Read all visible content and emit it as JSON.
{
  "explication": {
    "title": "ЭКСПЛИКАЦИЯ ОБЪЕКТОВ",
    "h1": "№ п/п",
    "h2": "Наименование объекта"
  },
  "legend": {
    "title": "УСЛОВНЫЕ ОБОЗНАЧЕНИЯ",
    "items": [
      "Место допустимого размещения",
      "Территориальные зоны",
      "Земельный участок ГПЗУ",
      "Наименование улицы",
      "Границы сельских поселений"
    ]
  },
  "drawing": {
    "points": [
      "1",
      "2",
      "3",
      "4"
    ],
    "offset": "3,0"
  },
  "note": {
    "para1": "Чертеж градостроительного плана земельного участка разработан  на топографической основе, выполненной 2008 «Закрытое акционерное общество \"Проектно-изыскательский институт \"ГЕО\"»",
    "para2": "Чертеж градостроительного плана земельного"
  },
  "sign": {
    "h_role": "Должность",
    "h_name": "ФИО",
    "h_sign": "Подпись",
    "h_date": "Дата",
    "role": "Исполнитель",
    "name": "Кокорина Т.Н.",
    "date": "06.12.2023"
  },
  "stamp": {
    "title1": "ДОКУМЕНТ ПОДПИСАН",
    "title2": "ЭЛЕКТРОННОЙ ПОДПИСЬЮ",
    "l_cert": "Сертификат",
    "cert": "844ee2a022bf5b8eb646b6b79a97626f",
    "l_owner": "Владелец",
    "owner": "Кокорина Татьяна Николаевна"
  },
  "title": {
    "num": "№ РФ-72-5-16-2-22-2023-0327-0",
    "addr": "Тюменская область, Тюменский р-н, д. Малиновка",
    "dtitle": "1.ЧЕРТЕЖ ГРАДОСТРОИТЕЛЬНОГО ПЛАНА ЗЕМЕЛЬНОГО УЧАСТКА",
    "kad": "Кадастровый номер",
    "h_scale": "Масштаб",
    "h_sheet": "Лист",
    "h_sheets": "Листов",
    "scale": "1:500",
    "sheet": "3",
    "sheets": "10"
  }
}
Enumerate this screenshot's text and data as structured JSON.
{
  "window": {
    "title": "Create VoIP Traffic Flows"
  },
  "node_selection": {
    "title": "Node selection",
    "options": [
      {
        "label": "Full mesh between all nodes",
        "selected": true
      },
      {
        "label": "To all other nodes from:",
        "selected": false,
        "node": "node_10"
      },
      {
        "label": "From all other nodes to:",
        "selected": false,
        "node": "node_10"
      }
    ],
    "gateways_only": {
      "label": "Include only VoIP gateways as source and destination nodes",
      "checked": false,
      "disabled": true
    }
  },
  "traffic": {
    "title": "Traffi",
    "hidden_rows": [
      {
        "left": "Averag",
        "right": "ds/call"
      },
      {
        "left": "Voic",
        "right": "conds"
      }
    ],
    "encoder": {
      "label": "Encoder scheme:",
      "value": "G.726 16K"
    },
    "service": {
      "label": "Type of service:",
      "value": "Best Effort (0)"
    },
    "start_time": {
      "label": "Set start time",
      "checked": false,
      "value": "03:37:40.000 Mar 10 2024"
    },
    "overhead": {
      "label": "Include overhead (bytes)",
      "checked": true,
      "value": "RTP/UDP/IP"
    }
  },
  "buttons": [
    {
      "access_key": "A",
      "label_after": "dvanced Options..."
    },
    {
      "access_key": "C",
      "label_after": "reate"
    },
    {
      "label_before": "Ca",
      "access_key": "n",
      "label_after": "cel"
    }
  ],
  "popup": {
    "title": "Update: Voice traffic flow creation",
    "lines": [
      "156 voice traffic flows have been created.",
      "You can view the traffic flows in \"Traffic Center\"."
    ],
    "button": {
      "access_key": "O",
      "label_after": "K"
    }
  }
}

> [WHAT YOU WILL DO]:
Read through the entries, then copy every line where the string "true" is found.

> [SOLUTION]:
        "selected": true
      "disabled": true
      "checked": true,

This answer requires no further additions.